In this issue, Pakistan maintains that Kashmir is the “jugular vein of Pakistan”and a currently disputed territory whose final status must be determined by the people of Kashmir. Pakistan’s claims to the disputed region are based on the rejection of Indian claims to Kashmir, namely the Instrument of Accession.

On 8 July 2016, a popular militant leader Burhan Muzaffar Wani was cornered by the security forces and killed. Following his death, protests and demonstrations have taken root leading to an “ampilified instability” in the Kashmir valley. Curfews have been imposed in all 10 districts of Kashmir and over 40 civilians died and over 2000 injured in clashes with the police. More than 600 have pellet injuries who may lose their eyesight. To prevent volatile rumours, cellphone and internet services have been blocked, and newspapers have also been restricted in many parts of the state.

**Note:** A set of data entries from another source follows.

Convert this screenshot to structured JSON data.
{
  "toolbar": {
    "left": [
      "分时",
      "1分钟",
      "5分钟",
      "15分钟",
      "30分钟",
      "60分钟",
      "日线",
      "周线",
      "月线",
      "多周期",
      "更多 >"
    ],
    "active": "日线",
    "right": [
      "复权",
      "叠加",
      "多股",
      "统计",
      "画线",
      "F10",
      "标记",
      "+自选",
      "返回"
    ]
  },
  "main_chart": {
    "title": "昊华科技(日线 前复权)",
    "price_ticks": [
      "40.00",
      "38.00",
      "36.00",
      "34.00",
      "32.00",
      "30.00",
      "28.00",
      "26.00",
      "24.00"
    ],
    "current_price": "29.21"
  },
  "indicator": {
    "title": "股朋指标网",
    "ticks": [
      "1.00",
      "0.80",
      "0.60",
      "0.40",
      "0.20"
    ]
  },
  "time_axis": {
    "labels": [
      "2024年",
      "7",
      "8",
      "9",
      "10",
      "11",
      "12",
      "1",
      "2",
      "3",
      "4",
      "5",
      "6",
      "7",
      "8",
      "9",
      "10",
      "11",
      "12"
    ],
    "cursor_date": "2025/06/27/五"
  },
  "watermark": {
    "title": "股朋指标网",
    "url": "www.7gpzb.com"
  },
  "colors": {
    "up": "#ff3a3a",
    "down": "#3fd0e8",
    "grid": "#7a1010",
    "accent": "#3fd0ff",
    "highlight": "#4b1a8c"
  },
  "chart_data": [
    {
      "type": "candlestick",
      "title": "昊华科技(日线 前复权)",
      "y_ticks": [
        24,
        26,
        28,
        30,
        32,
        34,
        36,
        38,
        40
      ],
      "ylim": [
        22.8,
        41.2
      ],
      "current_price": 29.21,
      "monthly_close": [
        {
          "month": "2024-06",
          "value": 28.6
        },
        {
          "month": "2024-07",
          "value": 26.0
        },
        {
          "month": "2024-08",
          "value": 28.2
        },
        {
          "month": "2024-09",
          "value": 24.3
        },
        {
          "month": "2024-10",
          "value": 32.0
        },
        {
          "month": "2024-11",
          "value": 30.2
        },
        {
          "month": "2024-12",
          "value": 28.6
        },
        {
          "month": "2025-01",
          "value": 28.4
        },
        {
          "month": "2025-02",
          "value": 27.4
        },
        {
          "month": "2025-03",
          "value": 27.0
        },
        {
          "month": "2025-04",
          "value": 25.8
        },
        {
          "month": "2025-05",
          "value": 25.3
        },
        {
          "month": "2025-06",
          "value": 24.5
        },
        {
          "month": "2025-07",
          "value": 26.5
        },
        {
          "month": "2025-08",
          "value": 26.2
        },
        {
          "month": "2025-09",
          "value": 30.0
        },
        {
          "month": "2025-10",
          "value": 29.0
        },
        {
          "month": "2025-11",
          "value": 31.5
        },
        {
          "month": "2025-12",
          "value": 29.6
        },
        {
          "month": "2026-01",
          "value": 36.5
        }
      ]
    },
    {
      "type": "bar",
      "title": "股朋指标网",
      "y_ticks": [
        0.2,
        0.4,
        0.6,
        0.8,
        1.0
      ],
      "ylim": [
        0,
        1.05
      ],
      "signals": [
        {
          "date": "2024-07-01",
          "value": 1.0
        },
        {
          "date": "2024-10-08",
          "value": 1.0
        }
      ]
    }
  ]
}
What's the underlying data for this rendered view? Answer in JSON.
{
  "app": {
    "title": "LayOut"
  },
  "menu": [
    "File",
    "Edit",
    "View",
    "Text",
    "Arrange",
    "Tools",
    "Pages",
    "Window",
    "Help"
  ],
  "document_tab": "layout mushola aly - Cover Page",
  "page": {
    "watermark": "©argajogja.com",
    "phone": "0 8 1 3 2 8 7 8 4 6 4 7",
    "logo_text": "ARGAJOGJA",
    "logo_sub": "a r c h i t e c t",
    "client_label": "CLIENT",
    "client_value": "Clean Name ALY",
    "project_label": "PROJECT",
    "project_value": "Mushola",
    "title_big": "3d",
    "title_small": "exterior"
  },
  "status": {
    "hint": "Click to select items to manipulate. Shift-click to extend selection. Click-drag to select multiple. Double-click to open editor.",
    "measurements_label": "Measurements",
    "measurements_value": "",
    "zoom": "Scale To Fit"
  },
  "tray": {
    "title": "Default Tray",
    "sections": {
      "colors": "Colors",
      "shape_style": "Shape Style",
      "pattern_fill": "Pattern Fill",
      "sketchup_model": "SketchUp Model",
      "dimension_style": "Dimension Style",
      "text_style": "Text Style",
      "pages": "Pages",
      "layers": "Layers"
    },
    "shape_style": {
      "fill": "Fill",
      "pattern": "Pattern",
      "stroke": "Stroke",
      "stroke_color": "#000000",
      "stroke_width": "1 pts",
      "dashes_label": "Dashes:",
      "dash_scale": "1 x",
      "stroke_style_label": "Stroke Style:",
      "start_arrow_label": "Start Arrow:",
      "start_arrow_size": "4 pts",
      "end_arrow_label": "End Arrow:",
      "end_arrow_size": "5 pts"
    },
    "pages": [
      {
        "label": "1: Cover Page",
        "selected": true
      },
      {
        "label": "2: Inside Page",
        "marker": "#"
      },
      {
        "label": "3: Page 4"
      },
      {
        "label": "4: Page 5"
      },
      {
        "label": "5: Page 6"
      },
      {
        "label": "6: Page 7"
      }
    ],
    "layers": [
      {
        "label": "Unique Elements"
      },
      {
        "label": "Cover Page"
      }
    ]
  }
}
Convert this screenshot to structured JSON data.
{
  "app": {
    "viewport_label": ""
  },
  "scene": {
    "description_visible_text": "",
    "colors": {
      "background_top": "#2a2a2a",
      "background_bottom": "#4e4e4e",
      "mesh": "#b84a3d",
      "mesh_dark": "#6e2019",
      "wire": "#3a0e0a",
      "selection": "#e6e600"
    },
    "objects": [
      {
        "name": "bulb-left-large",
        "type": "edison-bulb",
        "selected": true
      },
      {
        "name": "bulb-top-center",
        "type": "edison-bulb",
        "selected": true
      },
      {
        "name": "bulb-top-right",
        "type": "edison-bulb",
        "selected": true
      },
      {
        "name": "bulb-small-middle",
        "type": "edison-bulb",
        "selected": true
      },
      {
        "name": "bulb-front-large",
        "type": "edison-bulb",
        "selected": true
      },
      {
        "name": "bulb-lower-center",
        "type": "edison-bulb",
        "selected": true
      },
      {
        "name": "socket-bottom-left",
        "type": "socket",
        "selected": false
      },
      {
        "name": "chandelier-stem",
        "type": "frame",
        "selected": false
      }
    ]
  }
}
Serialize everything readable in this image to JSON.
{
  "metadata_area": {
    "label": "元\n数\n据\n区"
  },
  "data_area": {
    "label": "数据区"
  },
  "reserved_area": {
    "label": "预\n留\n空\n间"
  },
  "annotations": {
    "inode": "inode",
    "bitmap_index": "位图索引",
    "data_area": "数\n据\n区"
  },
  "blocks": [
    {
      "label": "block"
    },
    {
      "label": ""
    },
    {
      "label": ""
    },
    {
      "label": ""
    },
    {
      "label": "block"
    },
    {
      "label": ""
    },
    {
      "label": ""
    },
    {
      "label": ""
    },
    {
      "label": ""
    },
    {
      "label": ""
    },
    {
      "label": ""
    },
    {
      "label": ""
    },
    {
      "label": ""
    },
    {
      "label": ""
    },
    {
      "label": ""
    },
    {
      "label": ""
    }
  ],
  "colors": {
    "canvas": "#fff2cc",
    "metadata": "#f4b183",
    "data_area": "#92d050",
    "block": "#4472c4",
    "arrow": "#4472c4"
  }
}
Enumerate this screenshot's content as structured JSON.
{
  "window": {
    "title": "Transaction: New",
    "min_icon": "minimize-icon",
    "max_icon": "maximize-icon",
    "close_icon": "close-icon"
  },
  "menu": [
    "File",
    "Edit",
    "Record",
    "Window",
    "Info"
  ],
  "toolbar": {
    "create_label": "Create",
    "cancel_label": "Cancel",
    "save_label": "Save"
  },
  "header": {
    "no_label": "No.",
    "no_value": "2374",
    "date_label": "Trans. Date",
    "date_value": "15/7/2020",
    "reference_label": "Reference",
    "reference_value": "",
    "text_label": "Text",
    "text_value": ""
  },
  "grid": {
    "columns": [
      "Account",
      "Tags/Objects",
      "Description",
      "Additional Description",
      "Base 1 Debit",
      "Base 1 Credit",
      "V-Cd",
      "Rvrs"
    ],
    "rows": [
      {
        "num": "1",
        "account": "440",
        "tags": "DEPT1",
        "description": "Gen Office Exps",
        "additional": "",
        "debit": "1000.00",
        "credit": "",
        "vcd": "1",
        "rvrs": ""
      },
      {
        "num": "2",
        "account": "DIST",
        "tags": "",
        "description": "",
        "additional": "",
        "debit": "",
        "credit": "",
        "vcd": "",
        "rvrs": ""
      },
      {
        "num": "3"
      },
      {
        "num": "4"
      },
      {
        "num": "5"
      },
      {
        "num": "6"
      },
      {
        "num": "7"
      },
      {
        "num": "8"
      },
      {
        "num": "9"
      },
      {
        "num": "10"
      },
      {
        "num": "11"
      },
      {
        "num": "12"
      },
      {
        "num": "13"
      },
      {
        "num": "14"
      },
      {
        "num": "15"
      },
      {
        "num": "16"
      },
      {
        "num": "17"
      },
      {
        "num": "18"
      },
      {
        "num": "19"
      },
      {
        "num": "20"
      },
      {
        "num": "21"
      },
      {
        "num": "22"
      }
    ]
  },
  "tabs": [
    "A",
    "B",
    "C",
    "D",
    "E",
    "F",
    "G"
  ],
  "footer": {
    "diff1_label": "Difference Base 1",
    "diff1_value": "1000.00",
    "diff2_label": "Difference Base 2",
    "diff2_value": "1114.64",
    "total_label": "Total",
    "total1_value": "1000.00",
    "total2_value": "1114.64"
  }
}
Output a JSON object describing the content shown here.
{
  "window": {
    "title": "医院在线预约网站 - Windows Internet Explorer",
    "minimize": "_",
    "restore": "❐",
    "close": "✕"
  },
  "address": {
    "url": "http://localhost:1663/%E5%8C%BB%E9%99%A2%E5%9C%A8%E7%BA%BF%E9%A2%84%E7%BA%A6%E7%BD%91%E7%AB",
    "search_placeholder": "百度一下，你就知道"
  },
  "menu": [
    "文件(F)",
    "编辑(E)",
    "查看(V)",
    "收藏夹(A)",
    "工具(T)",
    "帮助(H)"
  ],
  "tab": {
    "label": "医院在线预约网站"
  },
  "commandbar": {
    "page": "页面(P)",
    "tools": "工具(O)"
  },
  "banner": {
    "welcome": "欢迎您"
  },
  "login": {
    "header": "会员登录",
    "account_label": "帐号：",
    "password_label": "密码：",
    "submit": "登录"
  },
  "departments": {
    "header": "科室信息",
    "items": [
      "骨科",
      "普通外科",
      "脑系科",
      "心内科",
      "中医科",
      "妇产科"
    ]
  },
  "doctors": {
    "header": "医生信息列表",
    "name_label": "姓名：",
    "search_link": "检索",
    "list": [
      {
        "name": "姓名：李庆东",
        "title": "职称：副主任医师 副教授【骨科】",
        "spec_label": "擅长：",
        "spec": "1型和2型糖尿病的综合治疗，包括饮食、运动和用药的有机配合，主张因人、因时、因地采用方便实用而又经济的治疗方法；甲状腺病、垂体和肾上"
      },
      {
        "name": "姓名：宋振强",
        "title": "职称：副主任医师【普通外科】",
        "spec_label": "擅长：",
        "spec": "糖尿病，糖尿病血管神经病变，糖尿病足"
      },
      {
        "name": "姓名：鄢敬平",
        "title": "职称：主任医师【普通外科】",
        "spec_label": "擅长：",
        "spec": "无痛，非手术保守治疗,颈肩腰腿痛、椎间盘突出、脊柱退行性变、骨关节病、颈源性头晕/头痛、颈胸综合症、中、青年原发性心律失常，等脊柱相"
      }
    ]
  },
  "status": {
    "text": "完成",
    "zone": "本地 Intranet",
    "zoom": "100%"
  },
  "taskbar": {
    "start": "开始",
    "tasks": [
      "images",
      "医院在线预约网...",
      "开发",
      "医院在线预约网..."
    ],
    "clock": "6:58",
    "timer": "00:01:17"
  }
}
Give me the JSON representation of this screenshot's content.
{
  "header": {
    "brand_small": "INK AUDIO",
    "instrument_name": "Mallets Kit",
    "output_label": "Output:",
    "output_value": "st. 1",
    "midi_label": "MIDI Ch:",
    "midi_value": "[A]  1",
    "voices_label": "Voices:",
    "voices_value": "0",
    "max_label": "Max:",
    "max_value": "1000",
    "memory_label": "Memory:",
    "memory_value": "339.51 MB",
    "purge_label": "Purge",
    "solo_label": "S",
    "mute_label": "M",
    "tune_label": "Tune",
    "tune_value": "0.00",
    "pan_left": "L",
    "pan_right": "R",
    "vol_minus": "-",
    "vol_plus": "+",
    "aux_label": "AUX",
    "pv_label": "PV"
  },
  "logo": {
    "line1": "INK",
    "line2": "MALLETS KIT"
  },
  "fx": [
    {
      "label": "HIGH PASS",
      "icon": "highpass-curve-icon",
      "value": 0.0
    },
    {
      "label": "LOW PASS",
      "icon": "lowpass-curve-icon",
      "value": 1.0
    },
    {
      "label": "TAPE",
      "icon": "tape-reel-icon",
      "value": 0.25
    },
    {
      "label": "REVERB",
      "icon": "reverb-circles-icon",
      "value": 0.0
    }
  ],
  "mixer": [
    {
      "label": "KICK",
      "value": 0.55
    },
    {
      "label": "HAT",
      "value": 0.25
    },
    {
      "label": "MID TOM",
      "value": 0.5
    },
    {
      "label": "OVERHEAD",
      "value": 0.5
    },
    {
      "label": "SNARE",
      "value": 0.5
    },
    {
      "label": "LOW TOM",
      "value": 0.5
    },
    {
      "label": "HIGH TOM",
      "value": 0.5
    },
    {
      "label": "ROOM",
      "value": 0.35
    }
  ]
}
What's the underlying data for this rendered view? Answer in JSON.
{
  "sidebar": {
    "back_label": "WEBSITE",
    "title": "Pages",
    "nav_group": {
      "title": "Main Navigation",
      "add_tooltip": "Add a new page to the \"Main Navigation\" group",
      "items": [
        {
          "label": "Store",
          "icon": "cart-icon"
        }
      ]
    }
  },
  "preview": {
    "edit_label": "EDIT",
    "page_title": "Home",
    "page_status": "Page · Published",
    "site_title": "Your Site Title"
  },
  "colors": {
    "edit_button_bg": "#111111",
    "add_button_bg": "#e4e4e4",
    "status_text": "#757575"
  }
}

 But that time a hindu king who ruled over a Muslim majority state is how he is often limitedly described, but it is only right in the context of current events to see how he rose above the communal stereotyping and stood by his words: “Justice is my religion” – his first statement after assuming the high office in 1925.

A man not keen on religious rituals, he did not discriminate between his Hindu and Muslim subjects. Indifferent to the opinions of his fellow co-religionists, he gave importance only to meritocracy and appointed the best of Muslims in his court, administration and the army. This Kashmir is far different from that Kashmir  when hindu king ruled muslim majority state.